══ DATA PROVIDED ══
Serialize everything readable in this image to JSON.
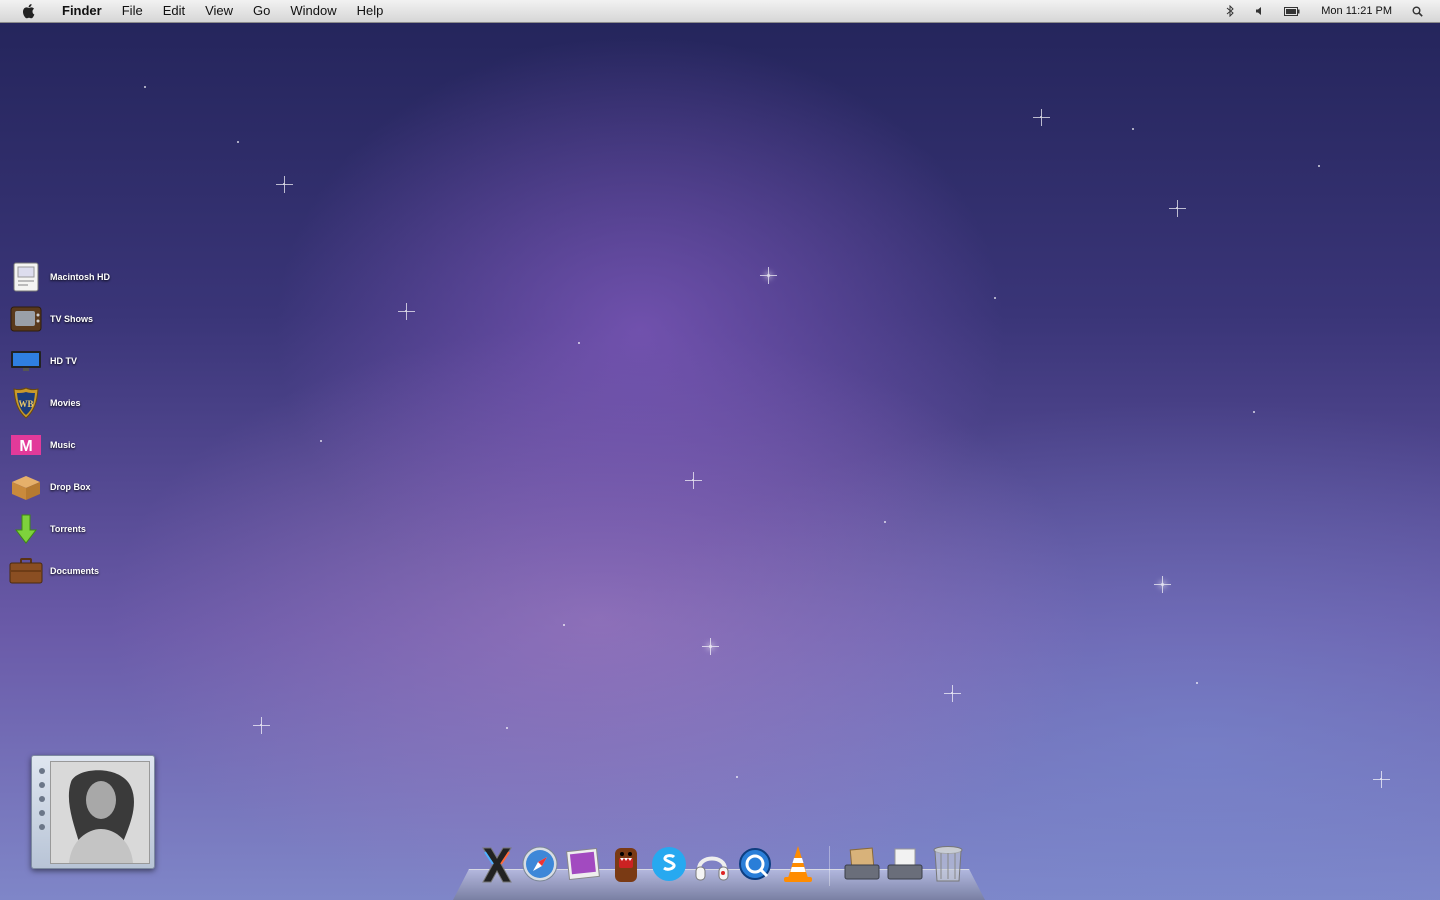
{
  "menubar": {
    "app_name": "Finder",
    "menus": [
      "File",
      "Edit",
      "View",
      "Go",
      "Window",
      "Help"
    ],
    "clock": "Mon 11:21 PM",
    "status_icons": [
      "bluetooth-icon",
      "volume-icon",
      "battery-icon",
      "spotlight-icon"
    ]
  },
  "desktop": {
    "icons": [
      {
        "label": "Macintosh HD",
        "icon": "hard-drive-icon"
      },
      {
        "label": "TV Shows",
        "icon": "tv-icon"
      },
      {
        "label": "HD TV",
        "icon": "hdtv-icon"
      },
      {
        "label": "Movies",
        "icon": "wb-shield-icon"
      },
      {
        "label": "Music",
        "icon": "mtv-icon"
      },
      {
        "label": "Drop Box",
        "icon": "box-icon"
      },
      {
        "label": "Torrents",
        "icon": "download-arrow-icon"
      },
      {
        "label": "Documents",
        "icon": "briefcase-icon"
      }
    ]
  },
  "dock": {
    "items": [
      "x-app-icon",
      "safari-icon",
      "iphoto-icon",
      "domo-icon",
      "skype-icon",
      "headphones-icon",
      "quicktime-icon",
      "vlc-icon",
      "downloads-stack-icon",
      "documents-stack-icon",
      "trash-icon"
    ]
  },
  "colors": {
    "menubar_bg": "#e4e4e4",
    "wallpaper_top": "#23245a",
    "wallpaper_mid": "#6a5aa8",
    "wallpaper_bottom": "#7f86c8"
  }
}
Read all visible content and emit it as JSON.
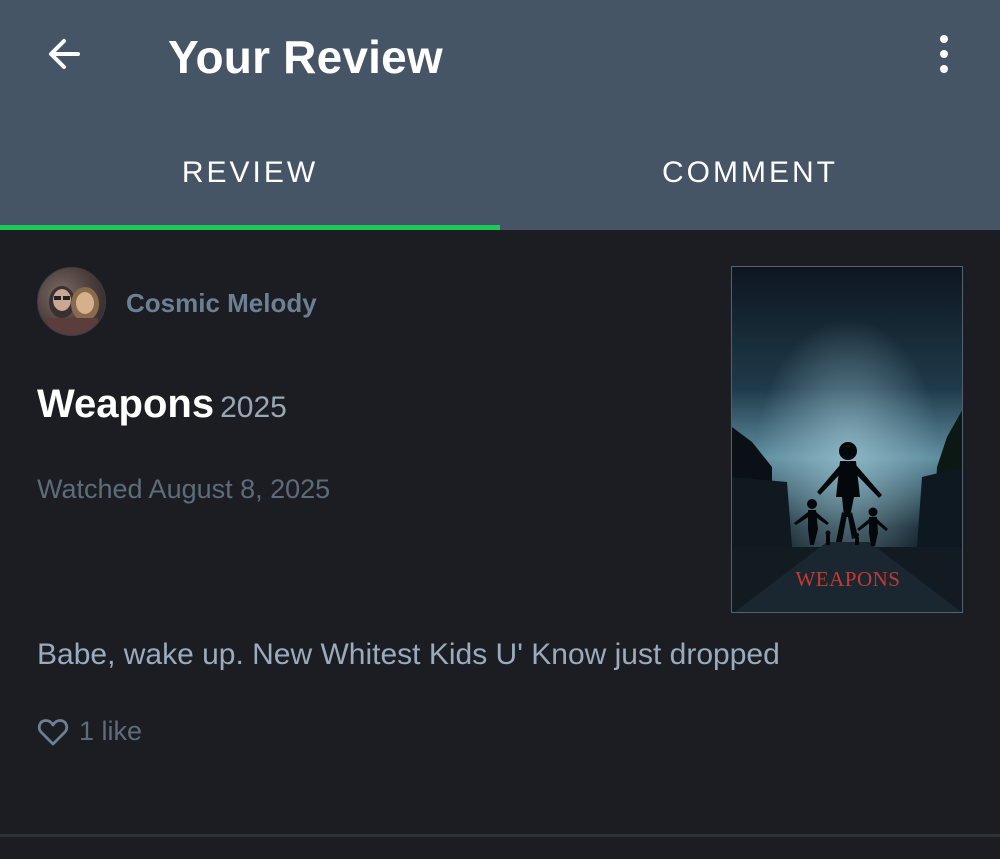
{
  "header": {
    "title": "Your Review",
    "back_icon": "arrow-left-icon",
    "more_icon": "more-vertical-icon"
  },
  "tabs": [
    {
      "label": "REVIEW",
      "active": true
    },
    {
      "label": "COMMENT",
      "active": false
    }
  ],
  "review": {
    "username": "Cosmic Melody",
    "film_title": "Weapons",
    "film_year": "2025",
    "watched": "Watched August 8, 2025",
    "poster_title": "WEAPONS",
    "text": "Babe, wake up. New Whitest Kids U' Know just dropped",
    "likes": "1 like"
  },
  "colors": {
    "header_bg": "#465566",
    "body_bg": "#1b1d22",
    "accent": "#1ec95c",
    "username": "#6d7f93"
  }
}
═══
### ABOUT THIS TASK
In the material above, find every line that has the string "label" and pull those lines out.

### ANSWER
        "label": "Macintosh HD",
        "label": "TV Shows",
        "label": "HD TV",
        "label": "Movies",
        "label": "Music",
        "label": "Drop Box",
        "label": "Torrents",
        "label": "Documents",
      "label": "REVIEW",
      "label": "COMMENT",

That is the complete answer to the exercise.